** Opening Data excerpts block **
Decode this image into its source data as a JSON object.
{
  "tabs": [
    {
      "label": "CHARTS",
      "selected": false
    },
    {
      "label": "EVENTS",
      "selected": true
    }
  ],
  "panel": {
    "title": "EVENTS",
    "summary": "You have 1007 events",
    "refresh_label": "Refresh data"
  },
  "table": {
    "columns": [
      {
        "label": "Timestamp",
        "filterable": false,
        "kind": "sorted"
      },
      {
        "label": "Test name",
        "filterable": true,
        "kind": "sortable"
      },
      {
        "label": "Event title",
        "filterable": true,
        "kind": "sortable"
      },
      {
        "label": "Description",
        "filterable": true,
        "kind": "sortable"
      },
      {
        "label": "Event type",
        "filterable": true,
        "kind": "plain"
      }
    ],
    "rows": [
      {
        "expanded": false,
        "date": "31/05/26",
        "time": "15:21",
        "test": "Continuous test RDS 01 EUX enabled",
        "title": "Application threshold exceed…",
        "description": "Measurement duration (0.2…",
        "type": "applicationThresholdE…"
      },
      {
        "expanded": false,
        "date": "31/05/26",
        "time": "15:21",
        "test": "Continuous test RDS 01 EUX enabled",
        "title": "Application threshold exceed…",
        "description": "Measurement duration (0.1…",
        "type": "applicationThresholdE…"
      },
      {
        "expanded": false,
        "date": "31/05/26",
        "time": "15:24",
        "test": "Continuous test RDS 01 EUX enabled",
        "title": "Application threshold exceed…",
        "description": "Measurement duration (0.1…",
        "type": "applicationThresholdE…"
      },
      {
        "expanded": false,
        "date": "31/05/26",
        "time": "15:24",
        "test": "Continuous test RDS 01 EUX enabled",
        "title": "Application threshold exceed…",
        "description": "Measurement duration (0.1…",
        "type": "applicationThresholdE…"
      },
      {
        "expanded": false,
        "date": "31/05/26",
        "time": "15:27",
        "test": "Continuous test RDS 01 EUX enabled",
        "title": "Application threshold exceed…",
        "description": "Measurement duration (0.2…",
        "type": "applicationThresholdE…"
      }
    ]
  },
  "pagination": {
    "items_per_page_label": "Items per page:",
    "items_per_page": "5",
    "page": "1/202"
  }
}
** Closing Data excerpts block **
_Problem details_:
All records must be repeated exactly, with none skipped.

_Solved problem_:
Decode this image into its source data as a JSON object.
{
  "tabs": [
    {
      "label": "CHARTS",
      "selected": false
    },
    {
      "label": "EVENTS",
      "selected": true
    }
  ],
  "panel": {
    "title": "EVENTS",
    "summary": "You have 1007 events",
    "refresh_label": "Refresh data"
  },
  "table": {
    "columns": [
      {
        "label": "Timestamp",
        "filterable": false,
        "kind": "sorted"
      },
      {
        "label": "Test name",
        "filterable": true,
        "kind": "sortable"
      },
      {
        "label": "Event title",
        "filterable": true,
        "kind": "sortable"
      },
      {
        "label": "Description",
        "filterable": true,
        "kind": "sortable"
      },
      {
        "label": "Event type",
        "filterable": true,
        "kind": "plain"
      }
    ],
    "rows": [
      {
        "expanded": false,
        "date": "31/05/26",
        "time": "15:21",
        "test": "Continuous test RDS 01 EUX enabled",
        "title": "Application threshold exceed…",
        "description": "Measurement duration (0.2…",
        "type": "applicationThresholdE…"
      },
      {
        "expanded": false,
        "date": "31/05/26",
        "time": "15:21",
        "test": "Continuous test RDS 01 EUX enabled",
        "title": "Application threshold exceed…",
        "description": "Measurement duration (0.1…",
        "type": "applicationThresholdE…"
      },
      {
        "expanded": false,
        "date": "31/05/26",
        "time": "15:24",
        "test": "Continuous test RDS 01 EUX enabled",
        "title": "Application threshold exceed…",
        "description": "Measurement duration (0.1…",
        "type": "applicationThresholdE…"
      },
      {
        "expanded": false,
        "date": "31/05/26",
        "time": "15:24",
        "test": "Continuous test RDS 01 EUX enabled",
        "title": "Application threshold exceed…",
        "description": "Measurement duration (0.1…",
        "type": "applicationThresholdE…"
      },
      {
        "expanded": false,
        "date": "31/05/26",
        "time": "15:27",
        "test": "Continuous test RDS 01 EUX enabled",
        "title": "Application threshold exceed…",
        "description": "Measurement duration (0.2…",
        "type": "applicationThresholdE…"
      }
    ]
  },
  "pagination": {
    "items_per_page_label": "Items per page:",
    "items_per_page": "5",
    "page": "1/202"
  }
}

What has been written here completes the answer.